The militant Karapatan group described the Evangelistas as ‘activists fighting for fishermen’s rights’ in the province.
Karapatan identified three other fatalities as Emmanuel Asuncion, said to be a Bayan Muna coordinator in Cavite; Mark Lee Bacasno and Melvin Dasigao, both said to be members of an urban poor group in Rodriguez, Rizal.
The group identified those arrested in Laguna as Kilusang Mayo Uno officer Esteban Mendoza, Bayan-Laguna spokesperson Elizabeth Camoral and one Nimfa Lanzanas who was identified as a Karapatan member.
One Eugene Eugenio was arrested in Rizal. The man was identified by Karapatan as a member of Courage or the Confederation for Unity, Recognition and Advancement of Government Employees.
Police also said that loose firearms which may have been used or may be used in the commission of crimes in Calabarzon were the main targets of the simultaneous anti-criminality raids in the region.
“The PNP stands upon the strength of our existing laws. We don’t look at individuals’ profile. We look at what they have committed and violated that have caused danger to the public which the police wants to protect,” said Brig. Gen. Usana.
The official maintained anew that getting a search warrant is not as easy as their critics claim since judges really examine the evidence and testimonies presented by officers just like those in the series of Calabarzon anti-illegal weapons and explosives’ raids.
According to Usana, Sinas has also encouraged his men to intensify their drive against violators of law, more so on the strength of either arrest or search warrants in the aftermath of the Calabarzon raids.

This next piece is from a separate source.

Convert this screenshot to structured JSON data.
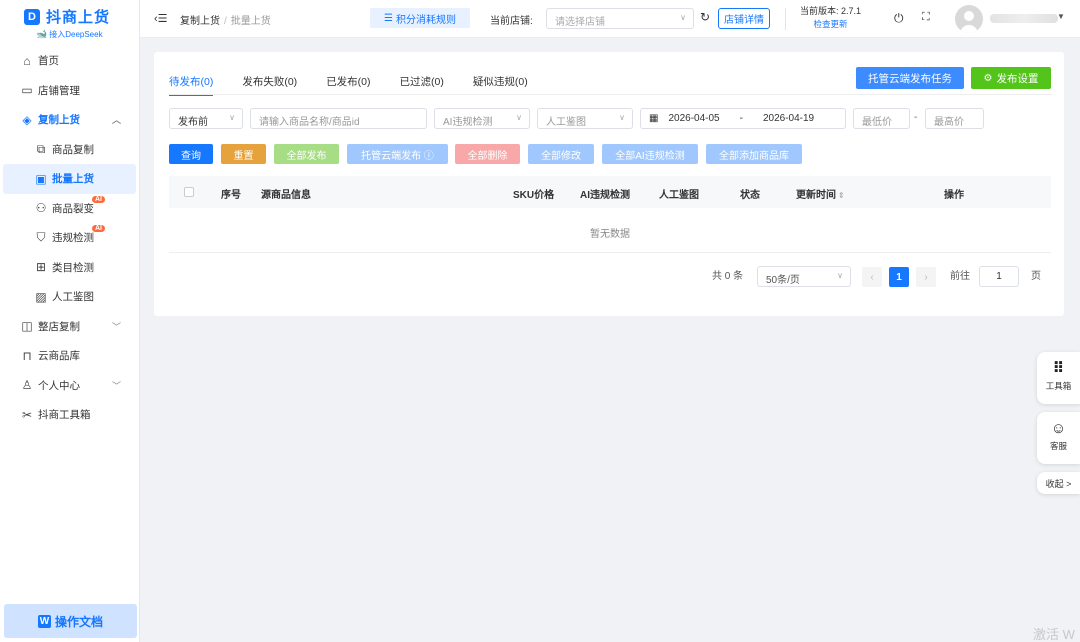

“That’s the mission of the PNP, and we don’t mind those criticizing the efforts of our police officers who are just doing their job to serve and protect the people,” he added.
The PNP spokesperson maintained that “issuance of search warrants is as difficult as getting arrest warrants.”
“There is deposition of witnesses and the examining judge has to make probing questions. Serving of warrants also requires the presence of at least two witnesses. The operations at the least were legitimate,” he said.
He also said the same on the filing of charges against suspects. “Pagsampa po namin ng kaso, ebidensia po ang makikita at kailangang maapreciate ng judge po. Hindi yung communist tag po. The evidence of guilt must be strong and that is what our operatives saw following the serving of the search warrants at different locations in Calabarzon. That’s how police operations work, all according to the primacy of the law.Publication Source : People's Tonight